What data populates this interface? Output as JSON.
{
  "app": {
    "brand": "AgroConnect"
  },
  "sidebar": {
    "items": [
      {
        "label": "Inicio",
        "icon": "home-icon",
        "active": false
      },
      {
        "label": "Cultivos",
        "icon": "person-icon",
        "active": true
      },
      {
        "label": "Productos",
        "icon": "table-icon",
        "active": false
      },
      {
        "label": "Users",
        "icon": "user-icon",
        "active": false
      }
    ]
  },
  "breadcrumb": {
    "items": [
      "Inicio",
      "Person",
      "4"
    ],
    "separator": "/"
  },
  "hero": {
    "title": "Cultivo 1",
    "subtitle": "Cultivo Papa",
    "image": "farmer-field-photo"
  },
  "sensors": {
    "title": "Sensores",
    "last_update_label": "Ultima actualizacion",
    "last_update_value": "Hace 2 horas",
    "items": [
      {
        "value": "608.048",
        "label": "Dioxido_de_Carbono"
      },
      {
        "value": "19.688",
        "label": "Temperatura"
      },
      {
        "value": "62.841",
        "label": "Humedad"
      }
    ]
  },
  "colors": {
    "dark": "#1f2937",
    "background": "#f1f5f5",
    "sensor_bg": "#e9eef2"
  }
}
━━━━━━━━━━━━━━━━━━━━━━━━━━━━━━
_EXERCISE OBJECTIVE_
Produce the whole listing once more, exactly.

_TASK OUTPUT_
What data populates this interface? Output as JSON.
{
  "app": {
    "brand": "AgroConnect"
  },
  "sidebar": {
    "items": [
      {
        "label": "Inicio",
        "icon": "home-icon",
        "active": false
      },
      {
        "label": "Cultivos",
        "icon": "person-icon",
        "active": true
      },
      {
        "label": "Productos",
        "icon": "table-icon",
        "active": false
      },
      {
        "label": "Users",
        "icon": "user-icon",
        "active": false
      }
    ]
  },
  "breadcrumb": {
    "items": [
      "Inicio",
      "Person",
      "4"
    ],
    "separator": "/"
  },
  "hero": {
    "title": "Cultivo 1",
    "subtitle": "Cultivo Papa",
    "image": "farmer-field-photo"
  },
  "sensors": {
    "title": "Sensores",
    "last_update_label": "Ultima actualizacion",
    "last_update_value": "Hace 2 horas",
    "items": [
      {
        "value": "608.048",
        "label": "Dioxido_de_Carbono"
      },
      {
        "value": "19.688",
        "label": "Temperatura"
      },
      {
        "value": "62.841",
        "label": "Humedad"
      }
    ]
  },
  "colors": {
    "dark": "#1f2937",
    "background": "#f1f5f5",
    "sensor_bg": "#e9eef2"
  }
}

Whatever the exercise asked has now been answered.